Thunder is my favourite adventure comic and I was over the moon when I discovered it also had some annuals. Although the title folded after a short run of just 22 issues in March 1971 several annuals appeared under its name. There were three in total, and ran from 1972 to 1974. All the annuals have beautiful, hand-painted covers, and I'll be taking a look at each annual individually for this post.
The 1972 annual has my favourite cover. The art is just fantastic in every aspect - the brush strokes in the sky which give a sense of a calm and peaceful setting as well as showing rays of sunlight and movement, the way the illustration seems to move so fast and the beautiful background scenery, which is vexed and disturbed by the ferocious giant bat viciously attacking a German plane! The artist must have spent many hours of dedicated work on the cover, which is based upon the strip Black Max (which was illustrated by Alfonso Font in the weekly, but whether or not he drew this cover I can't say).
There is just so much to look at on that cover, and I feel reluctant to continue inside, but continue I will.
The first page inside has an advertisement for the story Deadly Danger in the Garden Of Fear. It's a very long story - 28 pages split into two parts. That's a bit too long to be showing here, but here's one page so you get to see what the story is about.
This 60p annual also came with facts, jokes and puzzles, and unlike many annuals of the time, also had a few text stories in there too!
Thunder also had one or two humour strips within its pages, such as Sam, which was a reprint of Leo Baxendale's Biff. Here however, is a Spooks of St. Luke's strip. Now I can't be sure, but I suspect this is a reprint from Lion comic.
Onwards to 1973!
The 1973 annual has my least favourite cover. Although it is still a good illustration, it doesn't seem to have as much life as the other two, although that said and I do like the steam coming out of the tank's barrel. I think that the Steel Commando's artist was Alex Henderson, so I'll assume he drew this cover as well.
This annual cost 65p - five pence more that the one preceding it, and just like the other twp the first page advertised a strip that appeared later in the book, this time Fury's Family.

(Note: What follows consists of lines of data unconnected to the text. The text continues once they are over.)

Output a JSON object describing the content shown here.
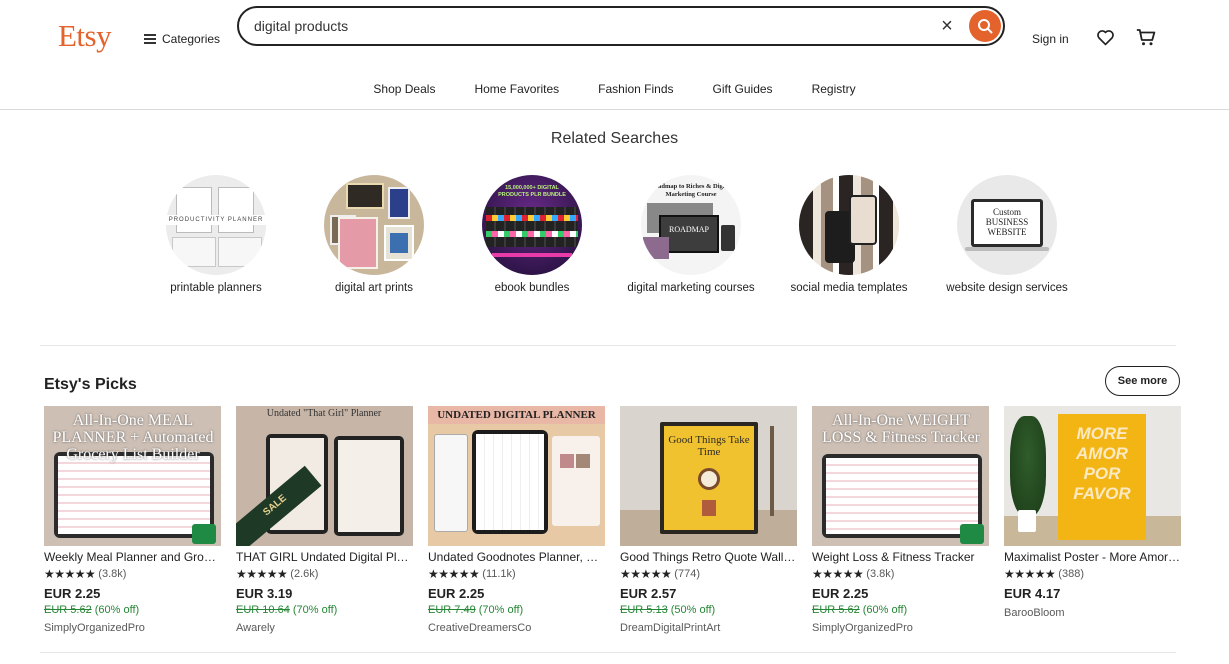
{
  "header": {
    "logo": "Etsy",
    "categories_label": "Categories",
    "search_value": "digital products",
    "sign_in": "Sign in",
    "accent": "#e4622c"
  },
  "nav": [
    "Shop Deals",
    "Home Favorites",
    "Fashion Finds",
    "Gift Guides",
    "Registry"
  ],
  "related": {
    "title": "Related Searches",
    "items": [
      {
        "label": "printable planners",
        "thumb_text": "PRODUCTIVITY PLANNER"
      },
      {
        "label": "digital art prints",
        "thumb_text": ""
      },
      {
        "label": "ebook bundles",
        "thumb_text": "15,000,000+ DIGITAL PRODUCTS PLR BUNDLE"
      },
      {
        "label": "digital marketing courses",
        "thumb_text": "Roadmap to Riches & Digital Marketing Course"
      },
      {
        "label": "social media templates",
        "thumb_text": ""
      },
      {
        "label": "website design services",
        "thumb_text": "Custom BUSINESS WEBSITE"
      }
    ]
  },
  "picks": {
    "title": "Etsy's Picks",
    "see_more": "See more",
    "items": [
      {
        "title": "Weekly Meal Planner and Grocery List Builder",
        "reviews": "(3.8k)",
        "price": "EUR 2.25",
        "original": "EUR 5.62",
        "discount": "(60% off)",
        "shop": "SimplyOrganizedPro",
        "thumb_text": "All-In-One MEAL PLANNER + Automated Grocery List Builder"
      },
      {
        "title": "THAT GIRL Undated Digital Planner",
        "reviews": "(2.6k)",
        "price": "EUR 3.19",
        "original": "EUR 10.64",
        "discount": "(70% off)",
        "shop": "Awarely",
        "thumb_text": "Undated \"That Girl\" Planner"
      },
      {
        "title": "Undated Goodnotes Planner, Digital Planner",
        "reviews": "(11.1k)",
        "price": "EUR 2.25",
        "original": "EUR 7.49",
        "discount": "(70% off)",
        "shop": "CreativeDreamersCo",
        "thumb_text": "UNDATED DIGITAL PLANNER"
      },
      {
        "title": "Good Things Retro Quote Wall Art",
        "reviews": "(774)",
        "price": "EUR 2.57",
        "original": "EUR 5.13",
        "discount": "(50% off)",
        "shop": "DreamDigitalPrintArt",
        "thumb_text": "Good Things Take Time"
      },
      {
        "title": "Weight Loss & Fitness Tracker",
        "reviews": "(3.8k)",
        "price": "EUR 2.25",
        "original": "EUR 5.62",
        "discount": "(60% off)",
        "shop": "SimplyOrganizedPro",
        "thumb_text": "All-In-One WEIGHT LOSS & Fitness Tracker"
      },
      {
        "title": "Maximalist Poster - More Amor Por Favor",
        "reviews": "(388)",
        "price": "EUR 4.17",
        "original": "",
        "discount": "",
        "shop": "BarooBloom",
        "thumb_text": "MORE AMOR POR FAVOR"
      }
    ]
  }
}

I haven't shown any complete adventure strips yet, so I show this eight-page adventure that goes by the title of The Lair Of The Beast. I don't know who drew it, but they also drew a strip with the same characters in the previous annual, called 'The Quest For The Golden Egg'. There was a final one in the following annual, entitled 'The Forbidden Valley'.
This annual also had a nice snowy Sam strip; I love snow in comics!
This final Thunder annual cost five pence more still, coming up to a total price of 70p with Adam Eterno starring on the cover. Black Max was the advertised strip this time, with a very nice full-page illustration too, I love the use of the full moon in the background.
And the last strip I'll be showing is Phil the Fluter. Phil had twice as many pages per strip in the annual compared to the weekly comic, with each strip being spread out over four pages rather than the usual two. I think the artist is Tom Kerr.
That sums up the look at these three annuals. They weren't ridiculously expensive, although did cost a bit more that the Beano and Dandy books from the same years, as would be expected. However, the first annual must have been popular enough for another two to follow it, and they each had 160 pages filled with fantastic artwork, so you were definitely getting value for money.
It's a real shame Thunder didn't catch on, it was a very quality comic with fantastic art in each and every issue. Instead of the success it deserved, it folded into Lion in March 1971 after a mere 22 issues.